According to Antara News 2022, extreme weather, such as hotter temperature and changing rainfall patterns has put pressure on Indonesia’s agricultural production. These changes resulted in a decline in crop yields like rice, corn, and soybeans which affects food security for millions of people.
- Fisheries Decline
Other than crop yields, Indonesia also heavily rely on fisheries for their livelihoods and food, especially those who reside in the coastal areas. Rising sea temperatures and ocean acidification have disrupted marine ecosystems, leading to reduced fish catches and threatening the food security of these communities. Not only that it declines fish catches, the fierce storms and high waves are also dangerous to go fishing.
- Extreme Weather Events
Indonesia has been increasingly affected by extreme weather events such as droughts and floods. Droughts severely reduce crop yields which leads to crops failure and lower agriculture productivity. It also affects the availability of water for livestock which potentially causes a decline in the health and number of animals and supply of meat, milk, and eggs. On the other hand, flooding destroys crops and disrupts the local food supply leading to immediate food shortages.
- Deforestation Impact
Indonesia has experienced significant deforestation, which not only contributes to climate change but also affects food security by reducing biodiversity and degrading soil. Loss of forests reduces the variety of foods available in local diets and disrupts the ecosystems leading to nutritional problems and impacting the availability and quality of food resources for communities that depend on them.
- Health Impacts
Climate change can indirectly affect food security by impacting public health. For example, increased temperatures can lead to the spread of diseases that affect livestock and crops, further threatening food production. It can lead to crop failures, food shortages, and the spread of foodborne diseases. These disruptions in the food supply can result in malnutrition and malnutrition, impacting the health of vulnerable populations, particularly children and the elderly.
These recent impacts of climate change on food security in Indonesia highlight the urgent need for mitigation strategies to the country’s food supply and the well-being of the population. Moreover, addressing climate change’s impact on food security is a collective responsibility. Governments, organizations, and individuals must collaborate to ensure equitable access to resources and knowledge that can help communities adapt. By recognizing that the health of our planet and our ability to feed its inhabitants are intrinsically linked, we can take the necessary steps to secure a sustainable and food-secure future for all.

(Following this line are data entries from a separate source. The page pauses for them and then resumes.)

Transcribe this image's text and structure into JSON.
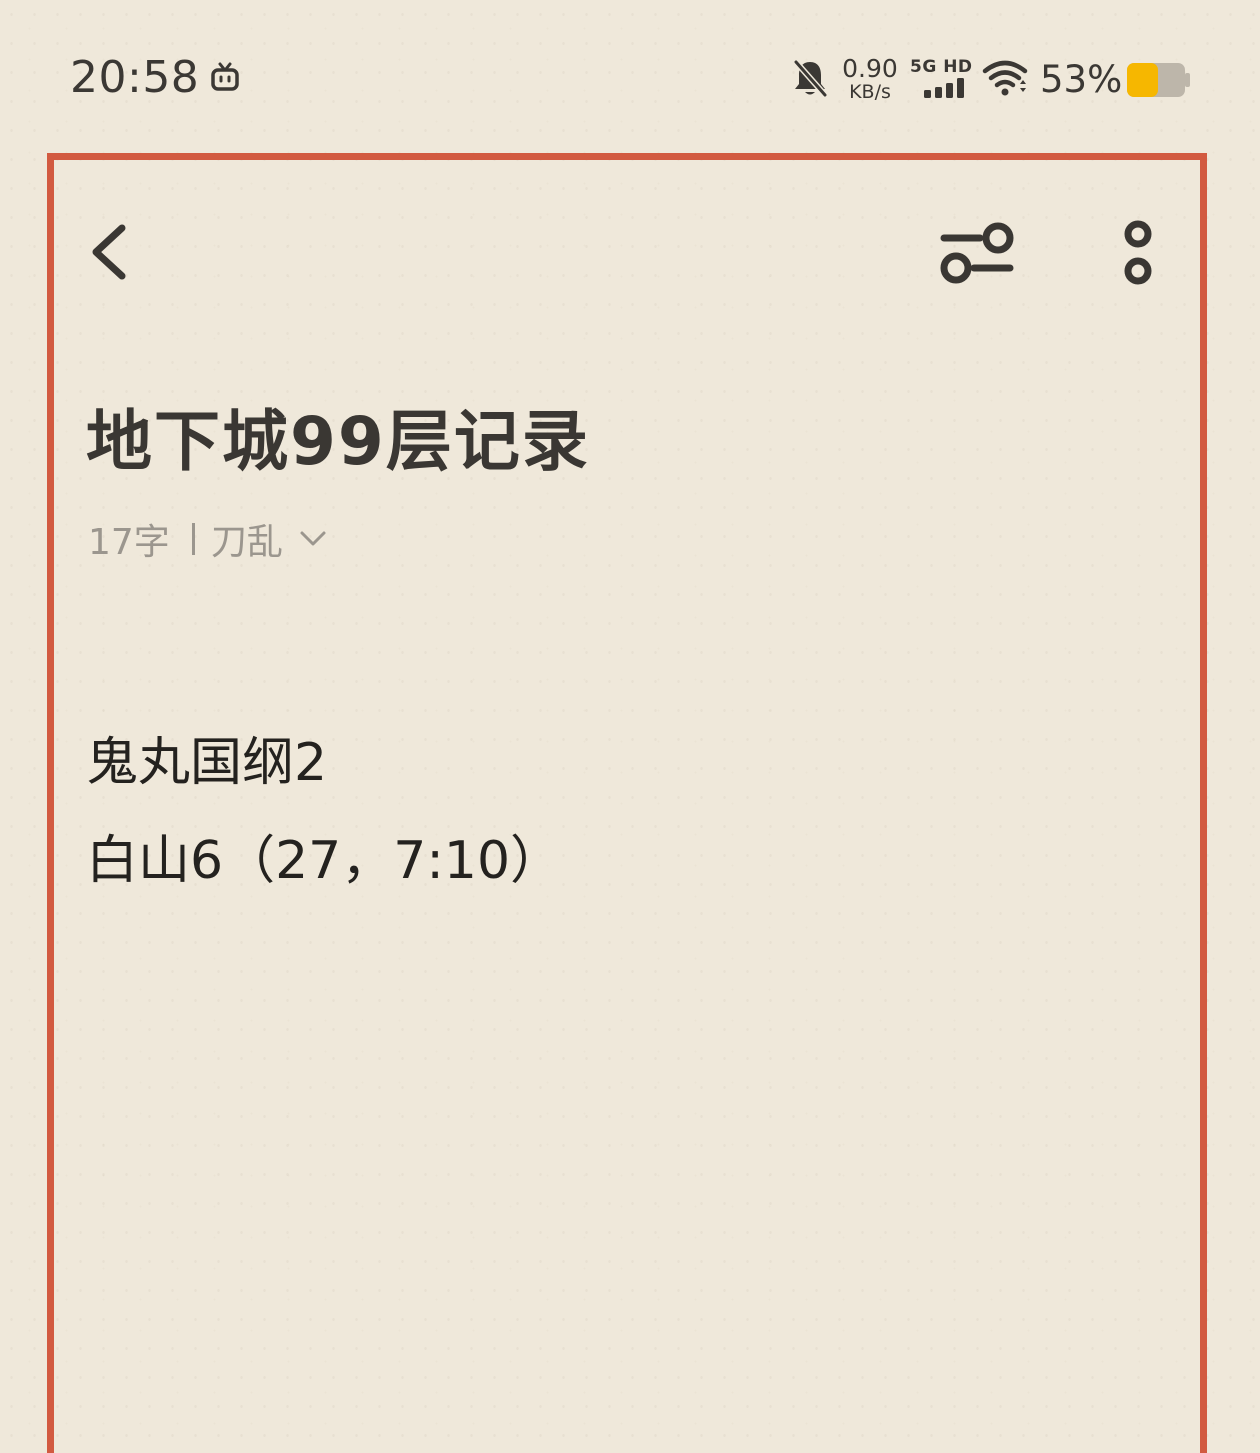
{
  "status_bar": {
    "time": "20:58",
    "net_speed_value": "0.90",
    "net_speed_unit": "KB/s",
    "network_type": "5G HD",
    "battery_percent": "53%",
    "battery_level": 0.53,
    "battery_color": "#f6b700"
  },
  "toolbar": {
    "back_icon": "chevron-left-icon",
    "filter_icon": "sliders-icon",
    "more_icon": "more-vertical-icon"
  },
  "note": {
    "title": "地下城99层记录",
    "word_count": "17字",
    "category": "刀乱",
    "lines": [
      "鬼丸国纲2",
      "白山6（27，7:10）"
    ]
  },
  "theme": {
    "frame_color": "#d25a40",
    "paper_color": "#efe8da"
  }
}
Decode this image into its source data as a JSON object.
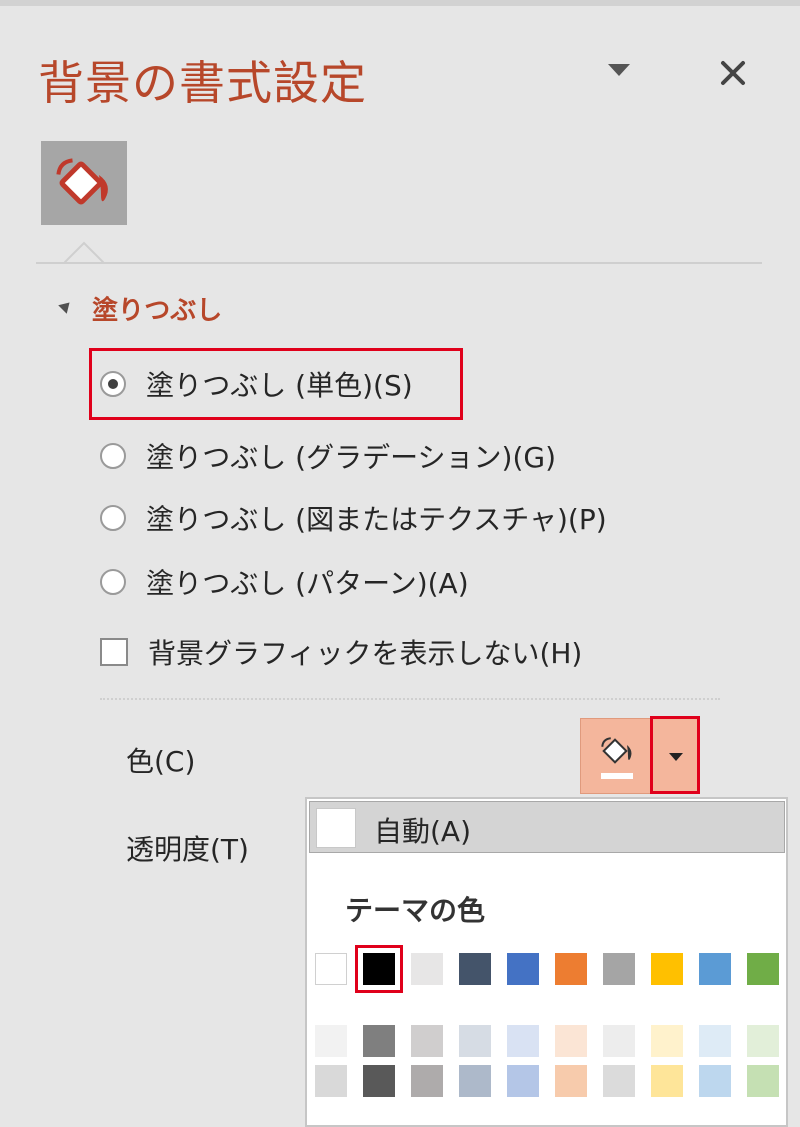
{
  "pane": {
    "title": "背景の書式設定"
  },
  "section": {
    "label": "塗りつぶし"
  },
  "fill_options": [
    {
      "label": "塗りつぶし (単色)(S)",
      "checked": true
    },
    {
      "label": "塗りつぶし (グラデーション)(G)",
      "checked": false
    },
    {
      "label": "塗りつぶし (図またはテクスチャ)(P)",
      "checked": false
    },
    {
      "label": "塗りつぶし (パターン)(A)",
      "checked": false
    }
  ],
  "hide_background_graphics": {
    "label": "背景グラフィックを表示しない(H)",
    "checked": false
  },
  "color": {
    "label": "色(C)",
    "current": "#ffffff"
  },
  "transparency": {
    "label": "透明度(T)"
  },
  "color_popup": {
    "automatic_label": "自動(A)",
    "theme_colors_header": "テーマの色",
    "theme_colors": [
      "#ffffff",
      "#000000",
      "#e7e6e6",
      "#44546a",
      "#4472c4",
      "#ed7d31",
      "#a5a5a5",
      "#ffc000",
      "#5b9bd5",
      "#70ad47"
    ],
    "selected_index": 1,
    "shades": [
      [
        "#f2f2f2",
        "#d9d9d9"
      ],
      [
        "#7f7f7f",
        "#595959"
      ],
      [
        "#d0cece",
        "#aeabab"
      ],
      [
        "#d6dce4",
        "#adb9ca"
      ],
      [
        "#d9e2f3",
        "#b4c6e7"
      ],
      [
        "#fbe5d5",
        "#f7cbac"
      ],
      [
        "#ededed",
        "#dbdbdb"
      ],
      [
        "#fff2cc",
        "#fee599"
      ],
      [
        "#deebf6",
        "#bdd7ee"
      ],
      [
        "#e2efd9",
        "#c5e0b3"
      ]
    ]
  },
  "colors": {
    "accent": "#b7472a",
    "highlight": "#e0001b",
    "button_fill": "#f4b69c"
  },
  "icons": {
    "pane_menu": "chevron-down-icon",
    "close": "close-icon",
    "fill_tab": "paint-bucket-icon"
  }
}
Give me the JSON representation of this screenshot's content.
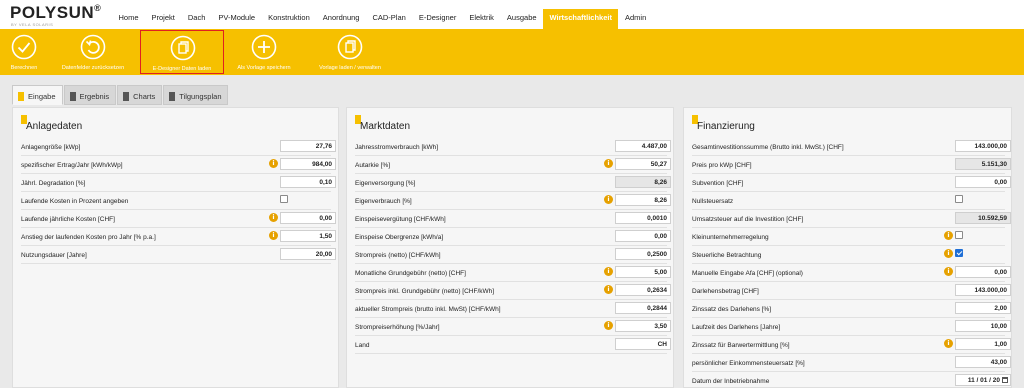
{
  "app": {
    "logo": "POLYSUN",
    "logo_reg": "®",
    "logo_sub": "BY VELA SOLARIS"
  },
  "nav": [
    {
      "label": "Home",
      "active": false
    },
    {
      "label": "Projekt",
      "active": false
    },
    {
      "label": "Dach",
      "active": false
    },
    {
      "label": "PV-Module",
      "active": false
    },
    {
      "label": "Konstruktion",
      "active": false
    },
    {
      "label": "Anordnung",
      "active": false
    },
    {
      "label": "CAD-Plan",
      "active": false
    },
    {
      "label": "E-Designer",
      "active": false
    },
    {
      "label": "Elektrik",
      "active": false
    },
    {
      "label": "Ausgabe",
      "active": false
    },
    {
      "label": "Wirtschaftlichkeit",
      "active": true
    },
    {
      "label": "Admin",
      "active": false
    }
  ],
  "toolbar": [
    {
      "label": "Berechnen",
      "icon": "check-circle-icon"
    },
    {
      "label": "Datenfelder zurücksetzen",
      "icon": "reset-circle-icon"
    },
    {
      "label": "E-Designer Daten laden",
      "icon": "copy-circle-icon",
      "highlighted": true
    },
    {
      "label": "Als Vorlage speichern",
      "icon": "plus-circle-icon"
    },
    {
      "label": "Vorlage laden / verwalten",
      "icon": "copy-circle-icon"
    }
  ],
  "tabs": [
    {
      "label": "Eingabe",
      "active": true
    },
    {
      "label": "Ergebnis",
      "active": false
    },
    {
      "label": "Charts",
      "active": false
    },
    {
      "label": "Tilgungsplan",
      "active": false
    }
  ],
  "panels": [
    {
      "title": "Anlagedaten",
      "rows": [
        {
          "label": "Anlagengröße [kWp]",
          "value": "27,76",
          "info": false,
          "type": "input"
        },
        {
          "label": "spezifischer Ertrag/Jahr [kWh/kWp]",
          "value": "984,00",
          "info": true,
          "type": "input"
        },
        {
          "label": "Jährl. Degradation [%]",
          "value": "0,10",
          "info": false,
          "type": "input"
        },
        {
          "label": "Laufende Kosten in Prozent angeben",
          "info": false,
          "type": "checkbox",
          "checked": false
        },
        {
          "label": "Laufende jährliche Kosten [CHF]",
          "value": "0,00",
          "info": true,
          "type": "input"
        },
        {
          "label": "Anstieg der laufenden Kosten pro Jahr [% p.a.]",
          "value": "1,50",
          "info": true,
          "type": "input"
        },
        {
          "label": "Nutzungsdauer [Jahre]",
          "value": "20,00",
          "info": false,
          "type": "input"
        }
      ]
    },
    {
      "title": "Marktdaten",
      "rows": [
        {
          "label": "Jahresstromverbrauch [kWh]",
          "value": "4.487,00",
          "info": false,
          "type": "input"
        },
        {
          "label": "Autarkie [%]",
          "value": "50,27",
          "info": true,
          "type": "input"
        },
        {
          "label": "Eigenversorgung [%]",
          "value": "8,26",
          "info": false,
          "type": "readonly"
        },
        {
          "label": "Eigenverbrauch [%]",
          "value": "8,26",
          "info": true,
          "type": "input"
        },
        {
          "label": "Einspeisevergütung [CHF/kWh]",
          "value": "0,0010",
          "info": false,
          "type": "input"
        },
        {
          "label": "Einspeise Obergrenze [kWh/a]",
          "value": "0,00",
          "info": false,
          "type": "input"
        },
        {
          "label": "Strompreis (netto) [CHF/kWh]",
          "value": "0,2500",
          "info": false,
          "type": "input"
        },
        {
          "label": "Monatliche Grundgebühr (netto) [CHF]",
          "value": "5,00",
          "info": true,
          "type": "input"
        },
        {
          "label": "Strompreis inkl. Grundgebühr (netto) [CHF/kWh]",
          "value": "0,2634",
          "info": true,
          "type": "input"
        },
        {
          "label": "aktueller Strompreis (brutto inkl. MwSt) [CHF/kWh]",
          "value": "0,2844",
          "info": false,
          "type": "input"
        },
        {
          "label": "Strompreiserhöhung [%/Jahr]",
          "value": "3,50",
          "info": true,
          "type": "input"
        },
        {
          "label": "Land",
          "value": "CH",
          "info": false,
          "type": "input"
        }
      ]
    },
    {
      "title": "Finanzierung",
      "rows": [
        {
          "label": "Gesamtinvestitionssumme (Brutto inkl. MwSt.) [CHF]",
          "value": "143.000,00",
          "info": false,
          "type": "input"
        },
        {
          "label": "Preis pro kWp [CHF]",
          "value": "5.151,30",
          "info": false,
          "type": "readonly"
        },
        {
          "label": "Subvention [CHF]",
          "value": "0,00",
          "info": false,
          "type": "input"
        },
        {
          "label": "Nullsteuersatz",
          "info": false,
          "type": "checkbox",
          "checked": false
        },
        {
          "label": "Umsatzsteuer auf die Investition [CHF]",
          "value": "10.592,59",
          "info": false,
          "type": "readonly"
        },
        {
          "label": "Kleinunternehmerregelung",
          "info": true,
          "type": "checkbox",
          "checked": false
        },
        {
          "label": "Steuerliche Betrachtung",
          "info": true,
          "type": "checkbox",
          "checked": true
        },
        {
          "label": "Manuelle Eingabe Afa [CHF] (optional)",
          "value": "0,00",
          "info": true,
          "type": "input"
        },
        {
          "label": "Darlehensbetrag [CHF]",
          "value": "143.000,00",
          "info": false,
          "type": "input"
        },
        {
          "label": "Zinssatz des Darlehens [%]",
          "value": "2,00",
          "info": false,
          "type": "input"
        },
        {
          "label": "Laufzeit des Darlehens [Jahre]",
          "value": "10,00",
          "info": false,
          "type": "input"
        },
        {
          "label": "Zinssatz für Barwertermittlung [%]",
          "value": "1,00",
          "info": true,
          "type": "input"
        },
        {
          "label": "persönlicher Einkommensteuersatz [%]",
          "value": "43,00",
          "info": false,
          "type": "input"
        },
        {
          "label": "Datum der Inbetriebnahme",
          "value": "11 / 01 / 20",
          "info": false,
          "type": "date"
        }
      ]
    }
  ]
}
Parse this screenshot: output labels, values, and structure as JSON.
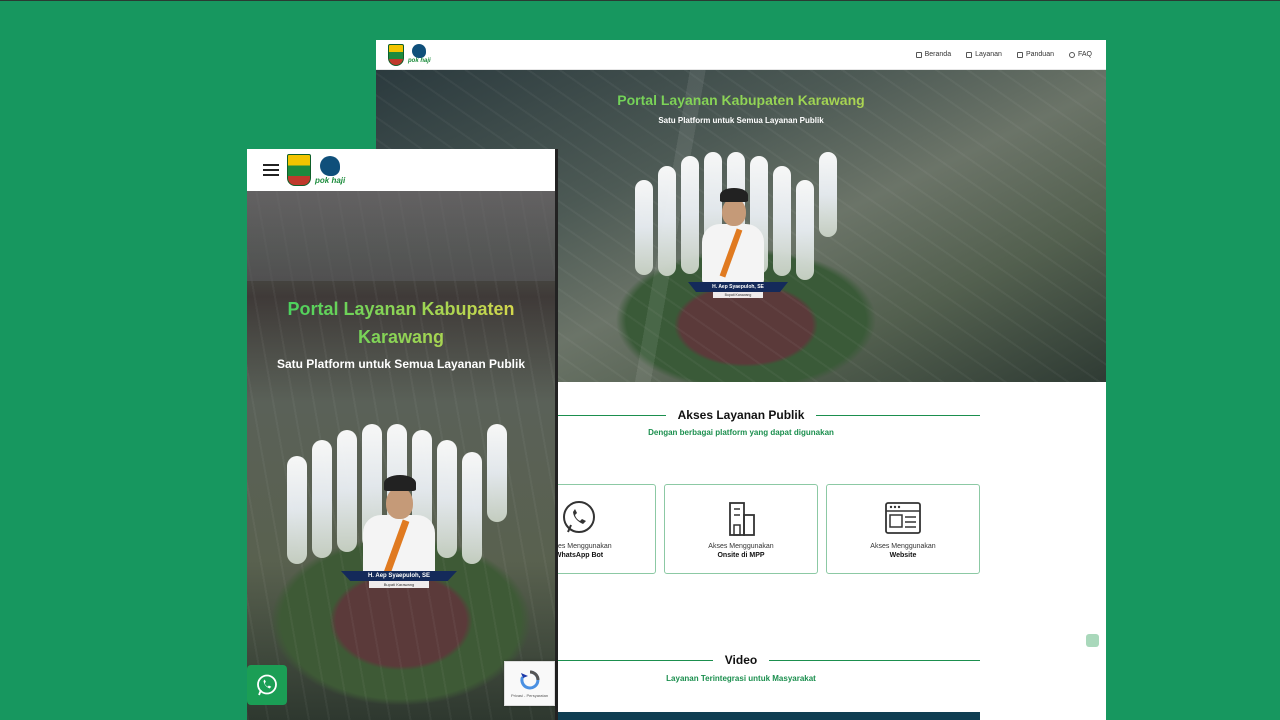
{
  "desktop": {
    "nav": {
      "links": [
        {
          "label": "Beranda",
          "icon": "home-icon"
        },
        {
          "label": "Layanan",
          "icon": "list-icon"
        },
        {
          "label": "Panduan",
          "icon": "book-icon"
        },
        {
          "label": "FAQ",
          "icon": "help-icon"
        }
      ]
    },
    "hero": {
      "title": "Portal Layanan Kabupaten Karawang",
      "subtitle": "Satu Platform untuk Semua Layanan Publik",
      "person_name": "H. Aep Syaepuloh, SE",
      "person_role": "Bupati Karawang"
    },
    "access": {
      "title": "Akses Layanan Publik",
      "subtitle": "Dengan berbagai platform yang dapat digunakan",
      "cards": [
        {
          "line1": "Akses Menggunakan",
          "line2": "WhatsApp Bot",
          "icon": "whatsapp-icon"
        },
        {
          "line1": "Akses Menggunakan",
          "line2": "Onsite di MPP",
          "icon": "building-icon"
        },
        {
          "line1": "Akses Menggunakan",
          "line2": "Website",
          "icon": "browser-icon"
        }
      ]
    },
    "video": {
      "title": "Video",
      "subtitle": "Layanan Terintegrasi untuk Masyarakat"
    }
  },
  "mobile": {
    "logo_text": "pok haji",
    "hero": {
      "title": "Portal Layanan Kabupaten Karawang",
      "subtitle": "Satu Platform untuk Semua Layanan Publik",
      "person_name": "H. Aep Syaepuloh, SE",
      "person_role": "Bupati Karawang"
    }
  },
  "recaptcha": {
    "text": "Privasi - Persyaratan"
  },
  "colors": {
    "background": "#17975f",
    "accent_green": "#1b8f4e",
    "nameplate": "#142a5a"
  }
}
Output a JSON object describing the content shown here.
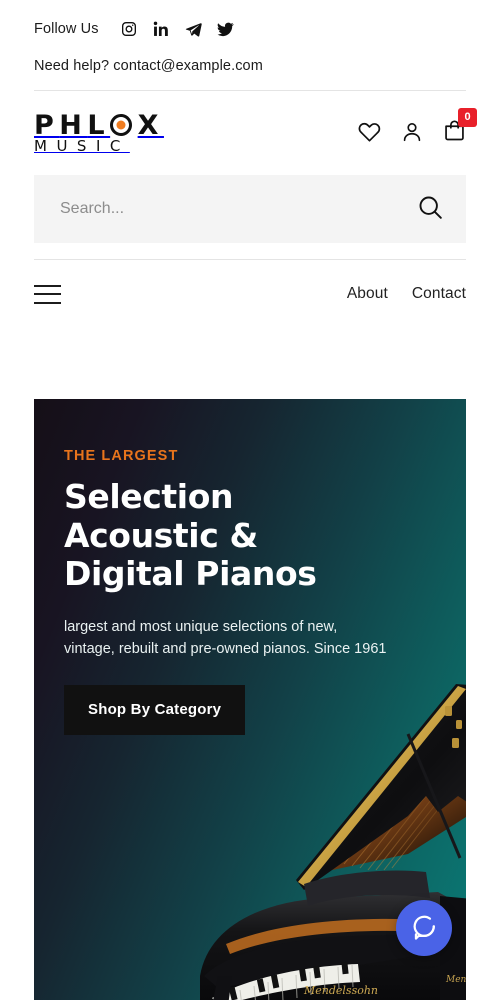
{
  "topbar": {
    "follow_label": "Follow Us",
    "social": [
      {
        "name": "instagram-icon",
        "label": "Instagram"
      },
      {
        "name": "linkedin-icon",
        "label": "LinkedIn"
      },
      {
        "name": "telegram-icon",
        "label": "Telegram"
      },
      {
        "name": "twitter-icon",
        "label": "Twitter"
      }
    ],
    "help_text": "Need help? contact@example.com"
  },
  "header": {
    "logo_p": "P",
    "logo_h": "H",
    "logo_l": "L",
    "logo_x": "X",
    "logo_sub": "MUSIC",
    "wishlist_label": "Wishlist",
    "account_label": "Account",
    "cart_label": "Cart",
    "cart_count": "0"
  },
  "search": {
    "placeholder": "Search...",
    "value": "",
    "button_label": "Search"
  },
  "nav": {
    "menu_label": "Menu",
    "links": [
      {
        "label": "About"
      },
      {
        "label": "Contact"
      }
    ]
  },
  "hero": {
    "eyebrow": "THE LARGEST",
    "title_line1": "Selection",
    "title_line2": "Acoustic &",
    "title_line3": "Digital Pianos",
    "subtitle_line1": "largest and most unique selections of new,",
    "subtitle_line2": "vintage, rebuilt and pre-owned pianos. Since 1961",
    "cta_label": "Shop By Category",
    "piano_brand": "Mendelssohn"
  },
  "beacon": {
    "label": "Help chat",
    "icon": "chat-bubble-icon"
  },
  "colors": {
    "accent_orange": "#e8741c",
    "logo_dot": "#f07c1f",
    "cart_badge_red": "#e8202a",
    "beacon_blue": "#4a63e7",
    "hero_gradient_from": "#150f17",
    "hero_gradient_to": "#0a7b77",
    "search_bg": "#f4f4f4",
    "divider": "#e4e4e4"
  }
}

BMKG Head Warns Climate Change Could Threaten Indonesia’s Food Security. (2022). Antara News. [https://en.antaranews.com/news/243429/climate-change-could-threaten-indonesias-food-security-bmkg-head](https://en.antaranews.com/news/243429/climate-change-could-threaten-indonesias-food-security-bmkg-head)
Warming Seas Bring Indonesia’s Fishermen Deadly Storms, Empty Nets. (2022). The Jakarta Post. [https://www.thejakartapost.com/business/2022/10/24/warming-seas-bring-indonesias-fishermen-deadly-storms-empty-nets.html](https://www.thejakartapost.com/business/2022/10/24/warming-seas-bring-indonesias-fishermen-deadly-storms-empty-nets.html)
The Jakarta Post. (2022). Warming Seas Bring Indonesia’s Fishermen Deadly Storms, Empty Nets. [https://www.thejakartapost.com/business/2022/10/24/warming-seas-bring-indonesias-fishermen-deadly-storms-empty-nets.html](https://www.thejakartapost.com/business/2022/10/24/warming-seas-bring-indonesias-fishermen-deadly-storms-empty-nets.html)
IPCC. (2019). Summary for Policymakers. In: Climate Change and Land: An IPCC special report on climate change, desertification, land degradation, sustainable land management, food security, and greenhouse gas fluxes in terrestrial ecosystems [P.R. Shukla, J. Skea, E. Calvo Buendia, V. Masson-Delmotte, H.- O. Pörtner, D. C. Roberts, P. Zhai, R. Slade, S. Connors, R. van Diemen, M. Ferrat, E. Haughey, S. Luz, S. Neogi, M. Pathak, J. Petzold, J. Portugal Pereira, P. Vyas, E. Huntley, K. Kissick, M. Belkacemi, J. Malley, eds.].